YOUR TASK: After going through the data below, state how many lines contain "kana", and nothing else.

Records drawn from a dataset:
◇ ◇ ◇ ◇ ◇

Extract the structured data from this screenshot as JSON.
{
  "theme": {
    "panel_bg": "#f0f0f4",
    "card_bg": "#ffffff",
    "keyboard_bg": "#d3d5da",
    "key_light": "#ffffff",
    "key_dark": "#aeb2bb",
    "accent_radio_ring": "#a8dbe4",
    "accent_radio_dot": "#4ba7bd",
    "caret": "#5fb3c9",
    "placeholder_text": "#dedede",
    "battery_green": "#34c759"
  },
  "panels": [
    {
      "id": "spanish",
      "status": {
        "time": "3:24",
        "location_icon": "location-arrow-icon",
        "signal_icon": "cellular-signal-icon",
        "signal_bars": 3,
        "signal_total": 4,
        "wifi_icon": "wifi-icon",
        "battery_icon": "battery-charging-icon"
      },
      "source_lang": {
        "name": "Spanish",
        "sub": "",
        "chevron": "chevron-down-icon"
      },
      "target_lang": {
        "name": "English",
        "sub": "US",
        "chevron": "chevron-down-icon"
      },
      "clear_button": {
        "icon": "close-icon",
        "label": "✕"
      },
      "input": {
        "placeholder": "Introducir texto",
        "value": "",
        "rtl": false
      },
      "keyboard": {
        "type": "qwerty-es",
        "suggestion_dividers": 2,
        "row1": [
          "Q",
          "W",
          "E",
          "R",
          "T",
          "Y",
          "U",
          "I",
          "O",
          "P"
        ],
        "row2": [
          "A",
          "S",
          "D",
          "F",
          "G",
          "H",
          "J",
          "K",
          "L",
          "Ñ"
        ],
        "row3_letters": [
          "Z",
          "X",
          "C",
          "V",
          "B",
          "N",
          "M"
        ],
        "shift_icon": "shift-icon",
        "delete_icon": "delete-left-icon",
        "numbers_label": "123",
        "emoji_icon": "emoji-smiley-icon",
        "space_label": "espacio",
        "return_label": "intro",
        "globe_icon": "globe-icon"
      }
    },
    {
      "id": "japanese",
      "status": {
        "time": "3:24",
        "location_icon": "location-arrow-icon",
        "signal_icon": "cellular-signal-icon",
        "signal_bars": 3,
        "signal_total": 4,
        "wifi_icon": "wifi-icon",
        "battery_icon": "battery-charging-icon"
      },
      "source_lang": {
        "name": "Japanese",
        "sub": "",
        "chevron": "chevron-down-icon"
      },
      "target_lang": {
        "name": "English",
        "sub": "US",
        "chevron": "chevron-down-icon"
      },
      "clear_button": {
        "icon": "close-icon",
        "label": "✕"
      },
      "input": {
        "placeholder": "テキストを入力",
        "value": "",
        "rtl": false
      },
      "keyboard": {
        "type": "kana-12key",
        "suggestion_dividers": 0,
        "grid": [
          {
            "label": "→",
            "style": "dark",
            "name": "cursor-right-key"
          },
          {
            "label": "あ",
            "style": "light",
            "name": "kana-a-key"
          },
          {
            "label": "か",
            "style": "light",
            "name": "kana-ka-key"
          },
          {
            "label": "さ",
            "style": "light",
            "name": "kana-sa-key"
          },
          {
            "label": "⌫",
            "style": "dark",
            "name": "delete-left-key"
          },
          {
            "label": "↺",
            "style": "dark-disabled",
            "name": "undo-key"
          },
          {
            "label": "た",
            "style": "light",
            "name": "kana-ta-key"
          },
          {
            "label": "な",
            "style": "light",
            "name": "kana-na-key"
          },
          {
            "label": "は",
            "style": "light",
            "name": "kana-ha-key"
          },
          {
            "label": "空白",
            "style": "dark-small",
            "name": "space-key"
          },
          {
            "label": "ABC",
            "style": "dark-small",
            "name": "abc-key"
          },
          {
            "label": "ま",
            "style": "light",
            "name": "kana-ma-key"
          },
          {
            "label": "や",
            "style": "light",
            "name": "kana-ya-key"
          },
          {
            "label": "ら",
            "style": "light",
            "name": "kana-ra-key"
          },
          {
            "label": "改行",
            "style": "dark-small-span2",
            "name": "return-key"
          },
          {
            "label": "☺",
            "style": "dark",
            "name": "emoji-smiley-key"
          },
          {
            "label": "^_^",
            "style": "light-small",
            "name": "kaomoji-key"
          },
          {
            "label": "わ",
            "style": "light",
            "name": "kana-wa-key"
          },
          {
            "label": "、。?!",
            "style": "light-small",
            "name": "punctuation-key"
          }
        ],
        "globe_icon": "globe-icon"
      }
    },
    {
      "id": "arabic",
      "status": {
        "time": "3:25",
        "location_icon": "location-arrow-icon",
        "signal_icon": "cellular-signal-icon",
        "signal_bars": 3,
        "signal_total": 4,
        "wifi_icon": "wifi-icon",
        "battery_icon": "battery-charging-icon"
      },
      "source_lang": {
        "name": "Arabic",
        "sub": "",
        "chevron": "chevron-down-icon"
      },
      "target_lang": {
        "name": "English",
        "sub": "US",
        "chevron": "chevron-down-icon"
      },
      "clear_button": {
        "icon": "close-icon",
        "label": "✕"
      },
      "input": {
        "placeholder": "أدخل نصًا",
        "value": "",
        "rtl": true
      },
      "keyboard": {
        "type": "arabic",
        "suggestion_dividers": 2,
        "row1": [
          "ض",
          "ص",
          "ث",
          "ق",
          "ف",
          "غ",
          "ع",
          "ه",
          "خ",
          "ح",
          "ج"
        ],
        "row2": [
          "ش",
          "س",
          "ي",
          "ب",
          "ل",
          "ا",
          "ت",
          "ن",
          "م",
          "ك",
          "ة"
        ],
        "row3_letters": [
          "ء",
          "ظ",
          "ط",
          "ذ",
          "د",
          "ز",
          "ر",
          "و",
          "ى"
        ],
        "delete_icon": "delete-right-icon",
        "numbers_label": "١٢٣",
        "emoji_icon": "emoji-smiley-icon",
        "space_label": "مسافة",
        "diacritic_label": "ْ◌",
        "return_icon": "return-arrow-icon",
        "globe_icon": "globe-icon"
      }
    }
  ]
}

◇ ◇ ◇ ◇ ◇

RESPONSE TO THE EXERCISE: 11